South Carolina Pride lit up Main Street as part of their 28th annual parade and celebration on Oct. 21. Floats were on display in support of the LGBTQ community living in South Carolina, and thousands of people showed up to watch the parade and promote togetherness for everyone involved.
Pride represents many things to different kinds of people, but regardless of what it means, it always portrays a positive outlook for people who identify as part of the LGBTQ community.
“I came out, like, in junior year in high school and my family wasn’t for it, but they accepted it, so that’s good and to have all these people here even though some of them really aren't in the LGBTQ community, but they support it, it means a lot for all of us,” said Hailey Monts, who attended the parade with friends.
Like previous years, the celebration served as a way for the LGBTQ community in South Carolina to go out and express themselves without judgement. Traditionally, SC Pride has been hosted throughout the day on Saturday, but this year, the parade was Friday night while the festival remained on Saturday.
This change was meant to cater this year's pride towards adults during the parade on Friday while creating a family-friendly environment for Saturday’s festival. Second-year sociology student Mark Pierce was unsure about the change.
“I was worried about the timing just because I didn’t know if people were going to make it out here, but it turned out to be really crowded, so it works out,” Pierce said.
Many people who were in attendance on Friday night had not been to a Pride event before, but were ready to be a part of something special.
Third-year journalism student Ashlyn Morris said, “As my first Pride, I’m really excited. I’m excited to see what it has to offer.”

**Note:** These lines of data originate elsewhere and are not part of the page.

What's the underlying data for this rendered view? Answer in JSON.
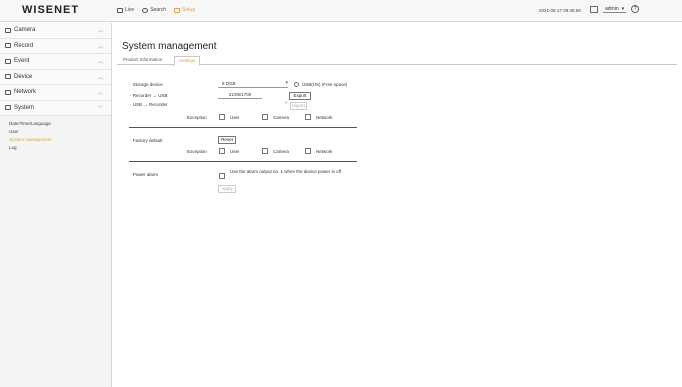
{
  "header": {
    "logo": "WISENET",
    "nav": [
      {
        "label": "Live"
      },
      {
        "label": "Search"
      },
      {
        "label": "Setup"
      }
    ],
    "datetime": "2021-05-17 09:45:59",
    "user": "admin"
  },
  "sidebar": {
    "items": [
      {
        "label": "Camera"
      },
      {
        "label": "Record"
      },
      {
        "label": "Event"
      },
      {
        "label": "Device"
      },
      {
        "label": "Network"
      },
      {
        "label": "System"
      }
    ],
    "system_sub": [
      {
        "label": "Date/Time/Language"
      },
      {
        "label": "User"
      },
      {
        "label": "System management"
      },
      {
        "label": "Log"
      }
    ]
  },
  "main": {
    "title": "System management",
    "tabs": [
      {
        "label": "Product Information"
      },
      {
        "label": "Settings"
      }
    ],
    "storage_device_label": "Storage device",
    "storage_device_value": "8 DGB",
    "storage_speed_label": "USB(HS) (Free space)",
    "recorder_to_usb_label": "Recorder → USB",
    "recorder_to_usb_value": "21/05/1700",
    "export_label": "Export",
    "usb_to_recorder_label": "USB → Recorder",
    "import_label": "Import",
    "exception_label": "Exception",
    "opt_user": "User",
    "opt_camera": "Camera",
    "opt_network": "Network",
    "factory_default_label": "Factory default",
    "reset_label": "Reset",
    "power_alarm_label": "Power alarm",
    "power_alarm_text": "Use the alarm output no. 1 when the device power is off",
    "apply_label": "Apply"
  }
}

Others like USC alumni Valerie Henderson and Bethany Fralick are veterans of Columbia’s annual celebration. But still, this year took on a special meaning for the pair because it was also their wedding day.

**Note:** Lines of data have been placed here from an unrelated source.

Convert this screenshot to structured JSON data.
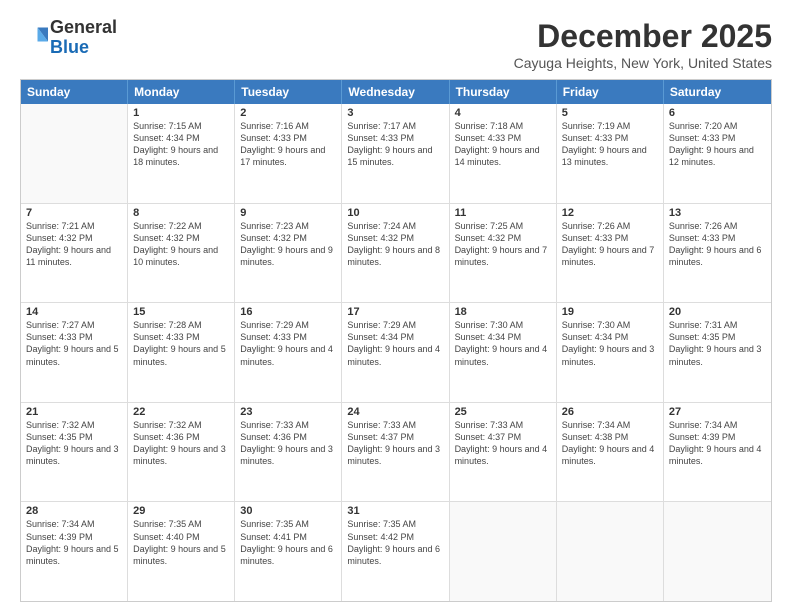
{
  "header": {
    "logo_line1": "General",
    "logo_line2": "Blue",
    "month_title": "December 2025",
    "location": "Cayuga Heights, New York, United States"
  },
  "days_of_week": [
    "Sunday",
    "Monday",
    "Tuesday",
    "Wednesday",
    "Thursday",
    "Friday",
    "Saturday"
  ],
  "weeks": [
    [
      {
        "day": null,
        "sunrise": null,
        "sunset": null,
        "daylight": null
      },
      {
        "day": "1",
        "sunrise": "Sunrise: 7:15 AM",
        "sunset": "Sunset: 4:34 PM",
        "daylight": "Daylight: 9 hours and 18 minutes."
      },
      {
        "day": "2",
        "sunrise": "Sunrise: 7:16 AM",
        "sunset": "Sunset: 4:33 PM",
        "daylight": "Daylight: 9 hours and 17 minutes."
      },
      {
        "day": "3",
        "sunrise": "Sunrise: 7:17 AM",
        "sunset": "Sunset: 4:33 PM",
        "daylight": "Daylight: 9 hours and 15 minutes."
      },
      {
        "day": "4",
        "sunrise": "Sunrise: 7:18 AM",
        "sunset": "Sunset: 4:33 PM",
        "daylight": "Daylight: 9 hours and 14 minutes."
      },
      {
        "day": "5",
        "sunrise": "Sunrise: 7:19 AM",
        "sunset": "Sunset: 4:33 PM",
        "daylight": "Daylight: 9 hours and 13 minutes."
      },
      {
        "day": "6",
        "sunrise": "Sunrise: 7:20 AM",
        "sunset": "Sunset: 4:33 PM",
        "daylight": "Daylight: 9 hours and 12 minutes."
      }
    ],
    [
      {
        "day": "7",
        "sunrise": "Sunrise: 7:21 AM",
        "sunset": "Sunset: 4:32 PM",
        "daylight": "Daylight: 9 hours and 11 minutes."
      },
      {
        "day": "8",
        "sunrise": "Sunrise: 7:22 AM",
        "sunset": "Sunset: 4:32 PM",
        "daylight": "Daylight: 9 hours and 10 minutes."
      },
      {
        "day": "9",
        "sunrise": "Sunrise: 7:23 AM",
        "sunset": "Sunset: 4:32 PM",
        "daylight": "Daylight: 9 hours and 9 minutes."
      },
      {
        "day": "10",
        "sunrise": "Sunrise: 7:24 AM",
        "sunset": "Sunset: 4:32 PM",
        "daylight": "Daylight: 9 hours and 8 minutes."
      },
      {
        "day": "11",
        "sunrise": "Sunrise: 7:25 AM",
        "sunset": "Sunset: 4:32 PM",
        "daylight": "Daylight: 9 hours and 7 minutes."
      },
      {
        "day": "12",
        "sunrise": "Sunrise: 7:26 AM",
        "sunset": "Sunset: 4:33 PM",
        "daylight": "Daylight: 9 hours and 7 minutes."
      },
      {
        "day": "13",
        "sunrise": "Sunrise: 7:26 AM",
        "sunset": "Sunset: 4:33 PM",
        "daylight": "Daylight: 9 hours and 6 minutes."
      }
    ],
    [
      {
        "day": "14",
        "sunrise": "Sunrise: 7:27 AM",
        "sunset": "Sunset: 4:33 PM",
        "daylight": "Daylight: 9 hours and 5 minutes."
      },
      {
        "day": "15",
        "sunrise": "Sunrise: 7:28 AM",
        "sunset": "Sunset: 4:33 PM",
        "daylight": "Daylight: 9 hours and 5 minutes."
      },
      {
        "day": "16",
        "sunrise": "Sunrise: 7:29 AM",
        "sunset": "Sunset: 4:33 PM",
        "daylight": "Daylight: 9 hours and 4 minutes."
      },
      {
        "day": "17",
        "sunrise": "Sunrise: 7:29 AM",
        "sunset": "Sunset: 4:34 PM",
        "daylight": "Daylight: 9 hours and 4 minutes."
      },
      {
        "day": "18",
        "sunrise": "Sunrise: 7:30 AM",
        "sunset": "Sunset: 4:34 PM",
        "daylight": "Daylight: 9 hours and 4 minutes."
      },
      {
        "day": "19",
        "sunrise": "Sunrise: 7:30 AM",
        "sunset": "Sunset: 4:34 PM",
        "daylight": "Daylight: 9 hours and 3 minutes."
      },
      {
        "day": "20",
        "sunrise": "Sunrise: 7:31 AM",
        "sunset": "Sunset: 4:35 PM",
        "daylight": "Daylight: 9 hours and 3 minutes."
      }
    ],
    [
      {
        "day": "21",
        "sunrise": "Sunrise: 7:32 AM",
        "sunset": "Sunset: 4:35 PM",
        "daylight": "Daylight: 9 hours and 3 minutes."
      },
      {
        "day": "22",
        "sunrise": "Sunrise: 7:32 AM",
        "sunset": "Sunset: 4:36 PM",
        "daylight": "Daylight: 9 hours and 3 minutes."
      },
      {
        "day": "23",
        "sunrise": "Sunrise: 7:33 AM",
        "sunset": "Sunset: 4:36 PM",
        "daylight": "Daylight: 9 hours and 3 minutes."
      },
      {
        "day": "24",
        "sunrise": "Sunrise: 7:33 AM",
        "sunset": "Sunset: 4:37 PM",
        "daylight": "Daylight: 9 hours and 3 minutes."
      },
      {
        "day": "25",
        "sunrise": "Sunrise: 7:33 AM",
        "sunset": "Sunset: 4:37 PM",
        "daylight": "Daylight: 9 hours and 4 minutes."
      },
      {
        "day": "26",
        "sunrise": "Sunrise: 7:34 AM",
        "sunset": "Sunset: 4:38 PM",
        "daylight": "Daylight: 9 hours and 4 minutes."
      },
      {
        "day": "27",
        "sunrise": "Sunrise: 7:34 AM",
        "sunset": "Sunset: 4:39 PM",
        "daylight": "Daylight: 9 hours and 4 minutes."
      }
    ],
    [
      {
        "day": "28",
        "sunrise": "Sunrise: 7:34 AM",
        "sunset": "Sunset: 4:39 PM",
        "daylight": "Daylight: 9 hours and 5 minutes."
      },
      {
        "day": "29",
        "sunrise": "Sunrise: 7:35 AM",
        "sunset": "Sunset: 4:40 PM",
        "daylight": "Daylight: 9 hours and 5 minutes."
      },
      {
        "day": "30",
        "sunrise": "Sunrise: 7:35 AM",
        "sunset": "Sunset: 4:41 PM",
        "daylight": "Daylight: 9 hours and 6 minutes."
      },
      {
        "day": "31",
        "sunrise": "Sunrise: 7:35 AM",
        "sunset": "Sunset: 4:42 PM",
        "daylight": "Daylight: 9 hours and 6 minutes."
      },
      {
        "day": null,
        "sunrise": null,
        "sunset": null,
        "daylight": null
      },
      {
        "day": null,
        "sunrise": null,
        "sunset": null,
        "daylight": null
      },
      {
        "day": null,
        "sunrise": null,
        "sunset": null,
        "daylight": null
      }
    ]
  ]
}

“We can show who we are,” Henderson said. “Especially in the South it’s hard, but it’s just easy to come out and have people to relate to.”
The pair noticed a shift in the tone of the event with the move to nighttime, but they still enjoyed themselves.
“It’s a lot more lively,” Fralick said. “We’re able to show our colors a little more.”
From concerts to drag shows to speakers, Pride offered many events for people to be a part of all through the weekend.
When the parade was over, the events continued with a rousing “Street Dance” concert party where rapper Lil’ Kim performed and a “Get Lit After Party” at Capital Club in The Vista to cap off the night.
Throughout Saturday, the festival remained packed. Pride hosted another series of drag concerts, shows and speakers, stretching along Main Street from Lady Street to Taylor Street. The space was filled with a series of vendors, promoters and festival stars.
This years entertainment featured Betty Who, Jody Watley, Alissah Brooks, Debby Holiday and Paris Lefaris, along with the stars of RuPaul’s Drag Race. Also featured were speakers from across the state talking on points such as black pride, upstate pride and much more.
Among all the celebration and events, the overall meaning of the events was not lost on attendees.
“Pride means being yourself, it means being who you love and doing what you love for all the people around you and connecting with other people around you,” Morris said.